Buying a house? Flush the toilet before you do
Recently I had occasion to walk through one of what I’ll call “pop-up” concrete homes being constructed at what seems like lightning speed around the island.
This home happened to be situated on a whopping 620-sqm property in Mangilao. The home is surrounded by a small walkway, and the backyard has about 5 feet before you hit the neighbor’s fence. The front yard isn’t much bigger. The interior is an open concept, but at 2,014 square feet of living space, you know the four bedrooms and three and a half bathrooms are not going to be huge.
When you walk in the front door, the first thing you notice is what seems to be a nice decorative stone wall on the left, which goes all the way up to the high ceiling. But upon second glance, you realize that the contractor must have run out of the nice decorative tile about 7 feet from the floor, so they switched to a similar, but not quite the same, tile, which seemed to be falling in some places, revealing the dark grout behind the tile. Even the realtor admitted that it wasn’t the best quality.

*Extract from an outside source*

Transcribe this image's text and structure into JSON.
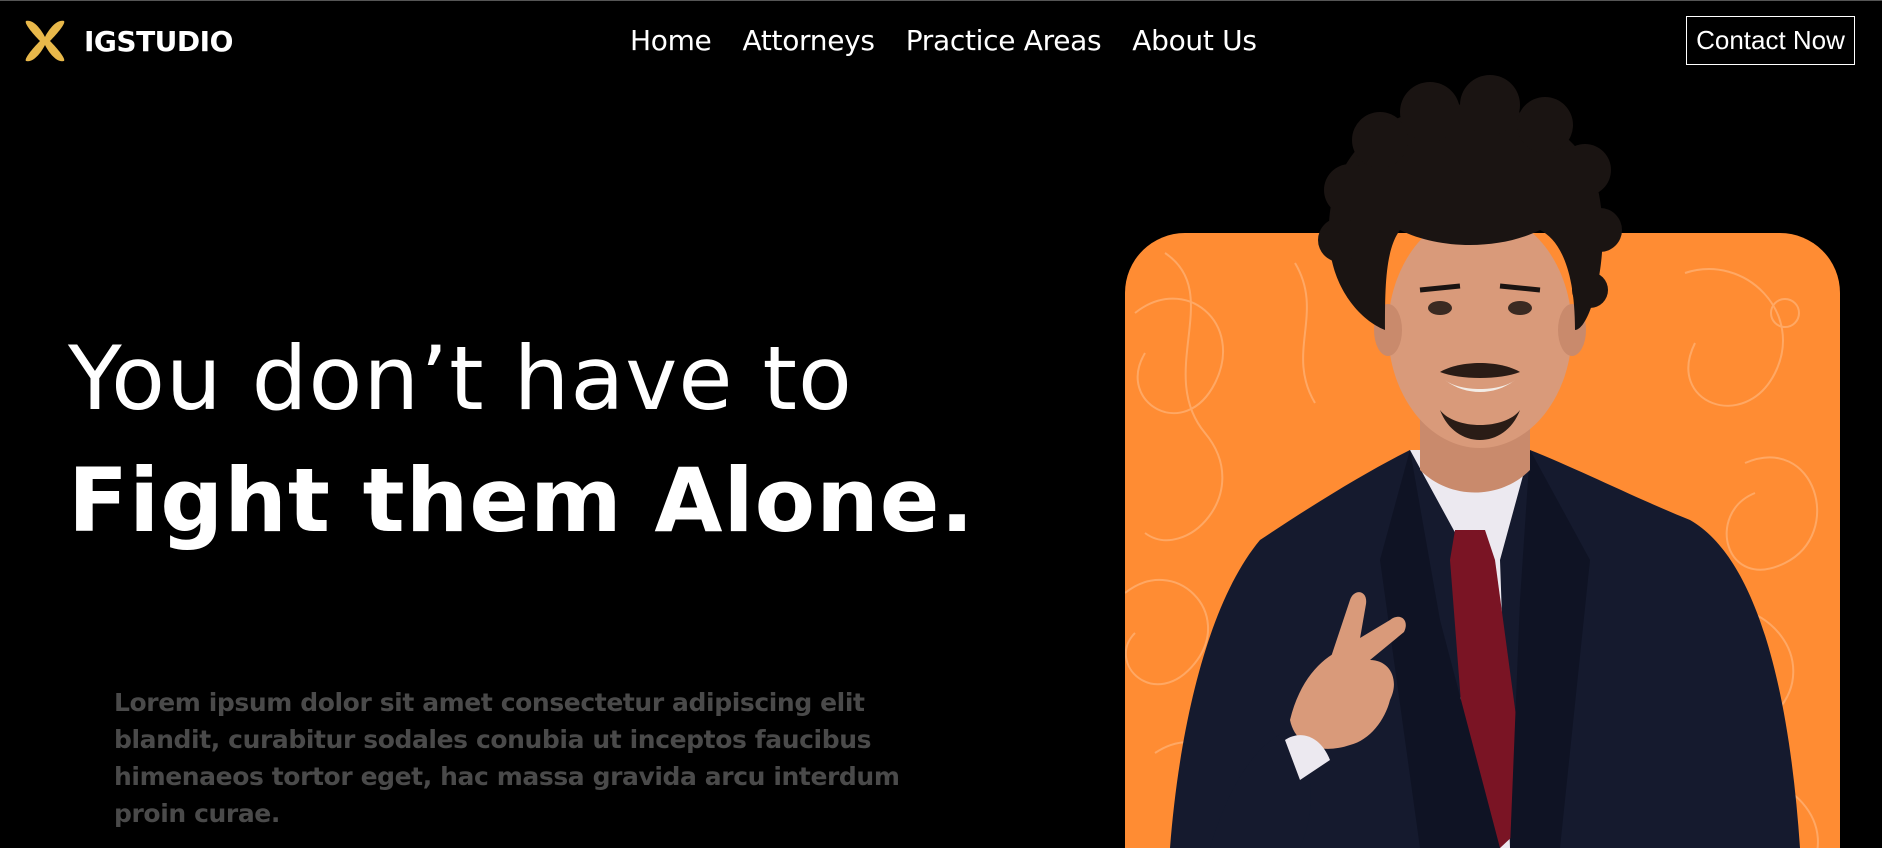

Moving onto the kitchen, the cabinets seem to be made of particle board with some sort of shiny veneer covering. It may look nice now, but you know that with the natural oils from fingertips that will touch them, the veneer on these cabinets will soon start to peel. I give it a year.

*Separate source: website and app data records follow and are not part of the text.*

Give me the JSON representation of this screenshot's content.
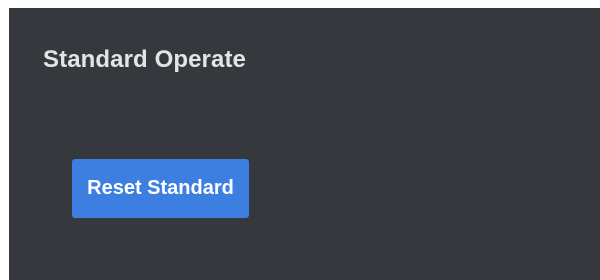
{
  "panel": {
    "title": "Standard Operate",
    "reset_button_label": "Reset Standard"
  },
  "colors": {
    "panel_background": "#35383d",
    "title_text": "#e4e4e4",
    "button_background": "#3c7fe0",
    "button_text": "#ffffff"
  }
}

But the crowning glory of this brand new home, for which some developer is asking a ludicrous $595,000, is the toilet anomaly. When you flush the toilet in one of the bathrooms, sewer gas immediately fills the house. “No P-trap,” said my better half, an engineer. This is a plumbing device designed to block sewer gas from backing up into the house when you flush the toilet. It’s a rather essential item that the contractor apparently “forgot” to install.
So all of this, for nearly $600,000? To potential buyers, my advice is: “No way.” They may want to sell it for nearly $600,000, but it doesn’t mean you have to buy it for that price. Especially with such substandard quality. Demand better products. Or, after you point out the flaws, counteroffer lower.
I asked a realtor if there were any standards that they hold contractors to when showing a house. The realtor referred me to the Guam Contractors Association.
GCA is not an enforcement agency,; however, the group noted several mechanisms in place supposedly to prevent this sort of shoddy construction.
First, the Department of Public Works is supposed to enforce construction building codes. Then there’s the Contractors Licensing Board, which, according to its website, is supposed to “safeguard consumers by regulating the construction industry through policies that promote the health, safety and general welfare of the public in matters relating to construction.”
And finally, there are banks. One would hope a bank would inspect homes upon completion of construction that were financed by the bank before the realtor and buyer step in.
But what if the builder self-finances the construction? Thank goodness, if you are getting a home loan, banks have inspectors who go out and inspect the home before you buy it. That way you as the buyer theoretically won’t get stuck with having to rip up a concrete bathroom floor to install a P-trap that the contractor “forgot” to install in the first place.
Bottom line here is that if you are house-hunting, you can probably buy a piece of property and build what you want for less than what some of these developers are asking for homes these days. Especially if the construction quality is båba.
But if you are looking to buy a ready-built home, especially one that has been constructed recently, here’s a piece of advice when you are walking through it with the realtor: Flush the toilets. Every single one.
Jayne Flores is the director of the Bureau of Women’s Affairs. Send feedback to email@example.com.